• To do
In full and without alteration, print the entries.

• Given entries
+++

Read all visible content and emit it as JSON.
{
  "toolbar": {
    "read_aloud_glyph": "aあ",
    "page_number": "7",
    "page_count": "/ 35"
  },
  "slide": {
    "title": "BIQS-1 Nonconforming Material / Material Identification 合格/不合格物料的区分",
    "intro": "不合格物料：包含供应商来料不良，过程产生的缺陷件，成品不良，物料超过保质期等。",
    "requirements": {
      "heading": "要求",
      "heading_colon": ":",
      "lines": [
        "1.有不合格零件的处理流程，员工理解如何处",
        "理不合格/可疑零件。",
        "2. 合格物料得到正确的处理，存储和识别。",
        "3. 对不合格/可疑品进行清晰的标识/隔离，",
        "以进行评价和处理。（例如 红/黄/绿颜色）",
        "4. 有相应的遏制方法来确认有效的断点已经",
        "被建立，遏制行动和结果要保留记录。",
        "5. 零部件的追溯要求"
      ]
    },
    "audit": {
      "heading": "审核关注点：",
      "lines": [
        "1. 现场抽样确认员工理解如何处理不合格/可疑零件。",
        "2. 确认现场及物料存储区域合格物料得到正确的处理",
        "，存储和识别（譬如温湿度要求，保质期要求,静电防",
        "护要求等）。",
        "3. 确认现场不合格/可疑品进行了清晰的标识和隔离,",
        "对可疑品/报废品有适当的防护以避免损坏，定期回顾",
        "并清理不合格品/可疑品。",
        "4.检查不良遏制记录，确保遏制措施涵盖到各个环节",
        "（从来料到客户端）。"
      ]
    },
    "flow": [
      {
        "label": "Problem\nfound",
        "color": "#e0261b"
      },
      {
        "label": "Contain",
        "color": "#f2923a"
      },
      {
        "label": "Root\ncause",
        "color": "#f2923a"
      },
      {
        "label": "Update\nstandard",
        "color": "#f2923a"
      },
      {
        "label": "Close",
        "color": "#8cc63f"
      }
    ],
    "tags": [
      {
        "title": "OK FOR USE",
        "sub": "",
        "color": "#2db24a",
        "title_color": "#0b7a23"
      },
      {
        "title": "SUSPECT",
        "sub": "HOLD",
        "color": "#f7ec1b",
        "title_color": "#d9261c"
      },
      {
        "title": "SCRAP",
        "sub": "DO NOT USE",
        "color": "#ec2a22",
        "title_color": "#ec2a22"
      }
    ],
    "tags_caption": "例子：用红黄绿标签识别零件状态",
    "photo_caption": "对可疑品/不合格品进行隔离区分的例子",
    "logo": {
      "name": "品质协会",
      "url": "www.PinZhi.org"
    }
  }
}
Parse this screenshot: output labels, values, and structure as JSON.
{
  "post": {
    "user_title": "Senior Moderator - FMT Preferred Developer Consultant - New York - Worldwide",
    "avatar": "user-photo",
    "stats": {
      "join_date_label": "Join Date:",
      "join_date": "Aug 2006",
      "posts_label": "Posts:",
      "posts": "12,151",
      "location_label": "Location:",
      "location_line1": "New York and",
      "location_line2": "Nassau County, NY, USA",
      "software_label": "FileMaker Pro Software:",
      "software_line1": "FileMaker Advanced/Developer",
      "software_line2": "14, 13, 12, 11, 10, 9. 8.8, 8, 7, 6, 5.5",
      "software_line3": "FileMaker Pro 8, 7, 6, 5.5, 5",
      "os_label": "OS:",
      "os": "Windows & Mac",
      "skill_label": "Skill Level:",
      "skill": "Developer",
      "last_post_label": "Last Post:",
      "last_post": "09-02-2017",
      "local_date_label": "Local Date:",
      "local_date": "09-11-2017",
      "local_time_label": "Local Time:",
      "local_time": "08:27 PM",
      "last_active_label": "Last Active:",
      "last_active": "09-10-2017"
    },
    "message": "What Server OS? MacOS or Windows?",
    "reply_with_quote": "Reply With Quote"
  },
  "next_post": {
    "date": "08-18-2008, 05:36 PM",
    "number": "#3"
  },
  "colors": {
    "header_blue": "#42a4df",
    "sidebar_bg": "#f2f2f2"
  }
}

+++

• Written reply
Read all visible content and emit it as JSON.
{
  "toolbar": {
    "read_aloud_glyph": "aあ",
    "page_number": "7",
    "page_count": "/ 35"
  },
  "slide": {
    "title": "BIQS-1 Nonconforming Material / Material Identification 合格/不合格物料的区分",
    "intro": "不合格物料：包含供应商来料不良，过程产生的缺陷件，成品不良，物料超过保质期等。",
    "requirements": {
      "heading": "要求",
      "heading_colon": ":",
      "lines": [
        "1.有不合格零件的处理流程，员工理解如何处",
        "理不合格/可疑零件。",
        "2. 合格物料得到正确的处理，存储和识别。",
        "3. 对不合格/可疑品进行清晰的标识/隔离，",
        "以进行评价和处理。（例如 红/黄/绿颜色）",
        "4. 有相应的遏制方法来确认有效的断点已经",
        "被建立，遏制行动和结果要保留记录。",
        "5. 零部件的追溯要求"
      ]
    },
    "audit": {
      "heading": "审核关注点：",
      "lines": [
        "1. 现场抽样确认员工理解如何处理不合格/可疑零件。",
        "2. 确认现场及物料存储区域合格物料得到正确的处理",
        "，存储和识别（譬如温湿度要求，保质期要求,静电防",
        "护要求等）。",
        "3. 确认现场不合格/可疑品进行了清晰的标识和隔离,",
        "对可疑品/报废品有适当的防护以避免损坏，定期回顾",
        "并清理不合格品/可疑品。",
        "4.检查不良遏制记录，确保遏制措施涵盖到各个环节",
        "（从来料到客户端）。"
      ]
    },
    "flow": [
      {
        "label": "Problem\nfound",
        "color": "#e0261b"
      },
      {
        "label": "Contain",
        "color": "#f2923a"
      },
      {
        "label": "Root\ncause",
        "color": "#f2923a"
      },
      {
        "label": "Update\nstandard",
        "color": "#f2923a"
      },
      {
        "label": "Close",
        "color": "#8cc63f"
      }
    ],
    "tags": [
      {
        "title": "OK FOR USE",
        "sub": "",
        "color": "#2db24a",
        "title_color": "#0b7a23"
      },
      {
        "title": "SUSPECT",
        "sub": "HOLD",
        "color": "#f7ec1b",
        "title_color": "#d9261c"
      },
      {
        "title": "SCRAP",
        "sub": "DO NOT USE",
        "color": "#ec2a22",
        "title_color": "#ec2a22"
      }
    ],
    "tags_caption": "例子：用红黄绿标签识别零件状态",
    "photo_caption": "对可疑品/不合格品进行隔离区分的例子",
    "logo": {
      "name": "品质协会",
      "url": "www.PinZhi.org"
    }
  }
}
Parse this screenshot: output labels, values, and structure as JSON.
{
  "post": {
    "user_title": "Senior Moderator - FMT Preferred Developer Consultant - New York - Worldwide",
    "avatar": "user-photo",
    "stats": {
      "join_date_label": "Join Date:",
      "join_date": "Aug 2006",
      "posts_label": "Posts:",
      "posts": "12,151",
      "location_label": "Location:",
      "location_line1": "New York and",
      "location_line2": "Nassau County, NY, USA",
      "software_label": "FileMaker Pro Software:",
      "software_line1": "FileMaker Advanced/Developer",
      "software_line2": "14, 13, 12, 11, 10, 9. 8.8, 8, 7, 6, 5.5",
      "software_line3": "FileMaker Pro 8, 7, 6, 5.5, 5",
      "os_label": "OS:",
      "os": "Windows & Mac",
      "skill_label": "Skill Level:",
      "skill": "Developer",
      "last_post_label": "Last Post:",
      "last_post": "09-02-2017",
      "local_date_label": "Local Date:",
      "local_date": "09-11-2017",
      "local_time_label": "Local Time:",
      "local_time": "08:27 PM",
      "last_active_label": "Last Active:",
      "last_active": "09-10-2017"
    },
    "message": "What Server OS? MacOS or Windows?",
    "reply_with_quote": "Reply With Quote"
  },
  "next_post": {
    "date": "08-18-2008, 05:36 PM",
    "number": "#3"
  },
  "colors": {
    "header_blue": "#42a4df",
    "sidebar_bg": "#f2f2f2"
  }
}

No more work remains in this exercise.